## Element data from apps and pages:
=== Begin Enclosure ===

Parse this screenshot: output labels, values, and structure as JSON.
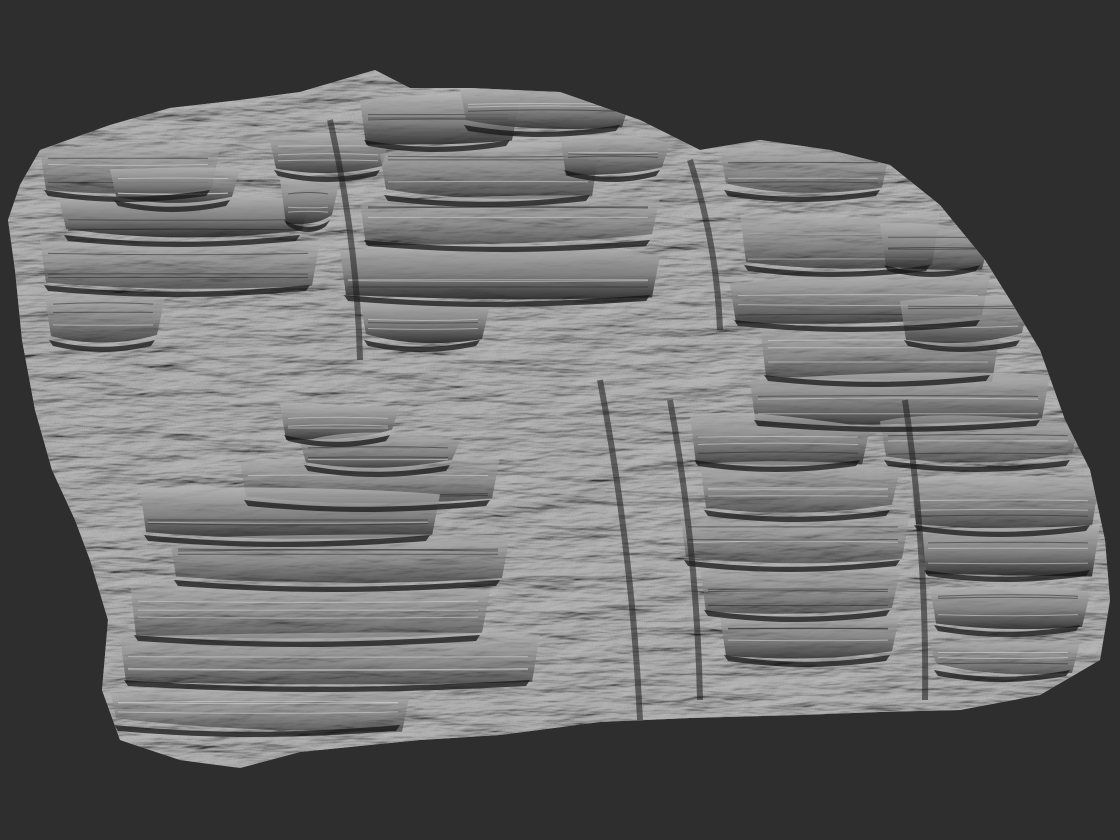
{
  "viewport": {
    "background_color": "#2e2e2e",
    "material_color": "#8a8a8a",
    "shadow_color": "#1a1a1a",
    "highlight_color": "#c8c8c8"
  },
  "model": {
    "subject": "sculpted-rock-cliff-mesh"
  }
}
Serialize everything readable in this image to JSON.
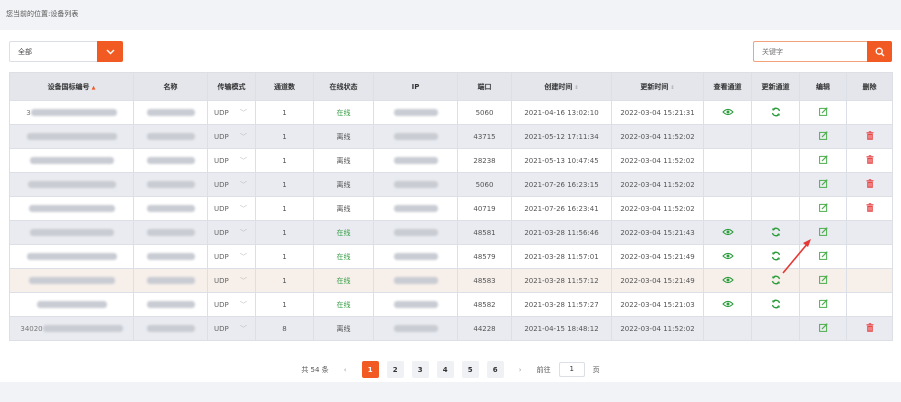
{
  "breadcrumb": {
    "prefix": "您当前的位置:",
    "current": "设备列表"
  },
  "filter": {
    "selected": "全部"
  },
  "search": {
    "placeholder": "关键字"
  },
  "colors": {
    "accent": "#f25a24",
    "online": "#3aa04a",
    "edit": "#4cae4c",
    "delete": "#e84a4a",
    "refresh": "#2f9e3f"
  },
  "table": {
    "headers": [
      "设备国标编号",
      "名称",
      "传输模式",
      "通道数",
      "在线状态",
      "IP",
      "端口",
      "创建时间",
      "更新时间",
      "查看通道",
      "更新通道",
      "编辑",
      "删除"
    ],
    "rows": [
      {
        "id_prefix": "3",
        "mode": "UDP",
        "channels": "1",
        "status": "在线",
        "online": true,
        "port": "5060",
        "created": "2021-04-16 13:02:10",
        "updated": "2022-03-04 15:21:31",
        "view": true,
        "refresh": true,
        "del": false
      },
      {
        "id_prefix": "",
        "mode": "UDP",
        "channels": "1",
        "status": "离线",
        "online": false,
        "port": "43715",
        "created": "2021-05-12 17:11:34",
        "updated": "2022-03-04 11:52:02",
        "view": false,
        "refresh": false,
        "del": true
      },
      {
        "id_prefix": "",
        "mode": "UDP",
        "channels": "1",
        "status": "离线",
        "online": false,
        "port": "28238",
        "created": "2021-05-13 10:47:45",
        "updated": "2022-03-04 11:52:02",
        "view": false,
        "refresh": false,
        "del": true
      },
      {
        "id_prefix": "",
        "mode": "UDP",
        "channels": "1",
        "status": "离线",
        "online": false,
        "port": "5060",
        "created": "2021-07-26 16:23:15",
        "updated": "2022-03-04 11:52:02",
        "view": false,
        "refresh": false,
        "del": true
      },
      {
        "id_prefix": "",
        "mode": "UDP",
        "channels": "1",
        "status": "离线",
        "online": false,
        "port": "40719",
        "created": "2021-07-26 16:23:41",
        "updated": "2022-03-04 11:52:02",
        "view": false,
        "refresh": false,
        "del": true
      },
      {
        "id_prefix": "",
        "mode": "UDP",
        "channels": "1",
        "status": "在线",
        "online": true,
        "port": "48581",
        "created": "2021-03-28 11:56:46",
        "updated": "2022-03-04 15:21:43",
        "view": true,
        "refresh": true,
        "del": false
      },
      {
        "id_prefix": "",
        "mode": "UDP",
        "channels": "1",
        "status": "在线",
        "online": true,
        "port": "48579",
        "created": "2021-03-28 11:57:01",
        "updated": "2022-03-04 15:21:49",
        "view": true,
        "refresh": true,
        "del": false
      },
      {
        "id_prefix": "",
        "mode": "UDP",
        "channels": "1",
        "status": "在线",
        "online": true,
        "port": "48583",
        "created": "2021-03-28 11:57:12",
        "updated": "2022-03-04 15:21:49",
        "view": true,
        "refresh": true,
        "del": false
      },
      {
        "id_prefix": "",
        "mode": "UDP",
        "channels": "1",
        "status": "在线",
        "online": true,
        "port": "48582",
        "created": "2021-03-28 11:57:27",
        "updated": "2022-03-04 15:21:03",
        "view": true,
        "refresh": true,
        "del": false
      },
      {
        "id_prefix": "34020",
        "mode": "UDP",
        "channels": "8",
        "status": "离线",
        "online": false,
        "port": "44228",
        "created": "2021-04-15 18:48:12",
        "updated": "2022-03-04 11:52:02",
        "view": false,
        "refresh": false,
        "del": true
      }
    ]
  },
  "pagination": {
    "total": "共 54 条",
    "pages": [
      "1",
      "2",
      "3",
      "4",
      "5",
      "6"
    ],
    "current": "1",
    "goto_label": "前往",
    "goto_value": "1",
    "page_suffix": "页"
  }
}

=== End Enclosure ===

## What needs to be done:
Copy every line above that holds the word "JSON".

## Your solution:
Parse this screenshot: output labels, values, and structure as JSON.
Serialize everything readable in this image to JSON.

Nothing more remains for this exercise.